┌─ Records supplied

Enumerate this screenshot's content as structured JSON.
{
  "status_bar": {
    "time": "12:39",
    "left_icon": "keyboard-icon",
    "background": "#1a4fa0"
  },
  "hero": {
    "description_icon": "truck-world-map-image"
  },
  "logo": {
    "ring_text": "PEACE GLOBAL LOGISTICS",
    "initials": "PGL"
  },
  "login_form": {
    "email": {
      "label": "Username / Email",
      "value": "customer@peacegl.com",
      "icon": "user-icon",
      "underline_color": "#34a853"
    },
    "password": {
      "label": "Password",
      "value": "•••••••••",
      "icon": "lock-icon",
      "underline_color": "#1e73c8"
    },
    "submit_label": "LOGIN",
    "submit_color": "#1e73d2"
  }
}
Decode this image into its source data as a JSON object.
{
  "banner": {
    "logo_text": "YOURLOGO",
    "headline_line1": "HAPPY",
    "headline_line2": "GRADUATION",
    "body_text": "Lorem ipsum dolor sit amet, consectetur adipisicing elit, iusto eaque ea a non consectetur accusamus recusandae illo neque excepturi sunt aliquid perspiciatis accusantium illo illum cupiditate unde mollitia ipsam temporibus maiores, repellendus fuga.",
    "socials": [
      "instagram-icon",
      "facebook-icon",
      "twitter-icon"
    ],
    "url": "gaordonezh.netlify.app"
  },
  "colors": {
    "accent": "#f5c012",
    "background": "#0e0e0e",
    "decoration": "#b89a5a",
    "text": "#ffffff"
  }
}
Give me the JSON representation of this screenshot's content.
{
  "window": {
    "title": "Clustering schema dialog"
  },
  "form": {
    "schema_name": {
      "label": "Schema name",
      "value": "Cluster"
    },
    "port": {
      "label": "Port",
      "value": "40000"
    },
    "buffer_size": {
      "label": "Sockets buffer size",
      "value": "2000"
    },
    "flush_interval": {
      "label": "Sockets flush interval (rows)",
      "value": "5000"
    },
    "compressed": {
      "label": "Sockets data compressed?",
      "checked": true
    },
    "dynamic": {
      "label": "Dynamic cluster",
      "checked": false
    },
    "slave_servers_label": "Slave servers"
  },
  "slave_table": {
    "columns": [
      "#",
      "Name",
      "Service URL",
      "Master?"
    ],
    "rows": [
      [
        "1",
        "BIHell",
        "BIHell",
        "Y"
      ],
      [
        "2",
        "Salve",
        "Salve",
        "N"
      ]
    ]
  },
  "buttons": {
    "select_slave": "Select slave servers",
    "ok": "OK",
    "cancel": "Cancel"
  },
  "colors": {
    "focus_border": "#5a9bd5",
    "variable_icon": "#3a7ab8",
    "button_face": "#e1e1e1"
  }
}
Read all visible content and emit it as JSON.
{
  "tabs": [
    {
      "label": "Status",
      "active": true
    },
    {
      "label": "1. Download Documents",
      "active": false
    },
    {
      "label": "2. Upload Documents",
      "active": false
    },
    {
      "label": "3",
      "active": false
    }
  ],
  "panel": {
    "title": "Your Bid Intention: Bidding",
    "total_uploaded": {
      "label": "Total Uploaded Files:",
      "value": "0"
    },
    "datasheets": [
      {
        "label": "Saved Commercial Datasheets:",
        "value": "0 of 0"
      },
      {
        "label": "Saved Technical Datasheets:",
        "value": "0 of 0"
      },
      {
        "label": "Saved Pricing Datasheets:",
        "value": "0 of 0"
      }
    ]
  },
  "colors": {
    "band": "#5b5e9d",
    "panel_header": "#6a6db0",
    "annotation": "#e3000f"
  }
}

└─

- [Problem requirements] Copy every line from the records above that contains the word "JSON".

- [Task result]
Enumerate this screenshot's content as structured JSON.
Decode this image into its source data as a JSON object.
Give me the JSON representation of this screenshot's content.
Read all visible content and emit it as JSON.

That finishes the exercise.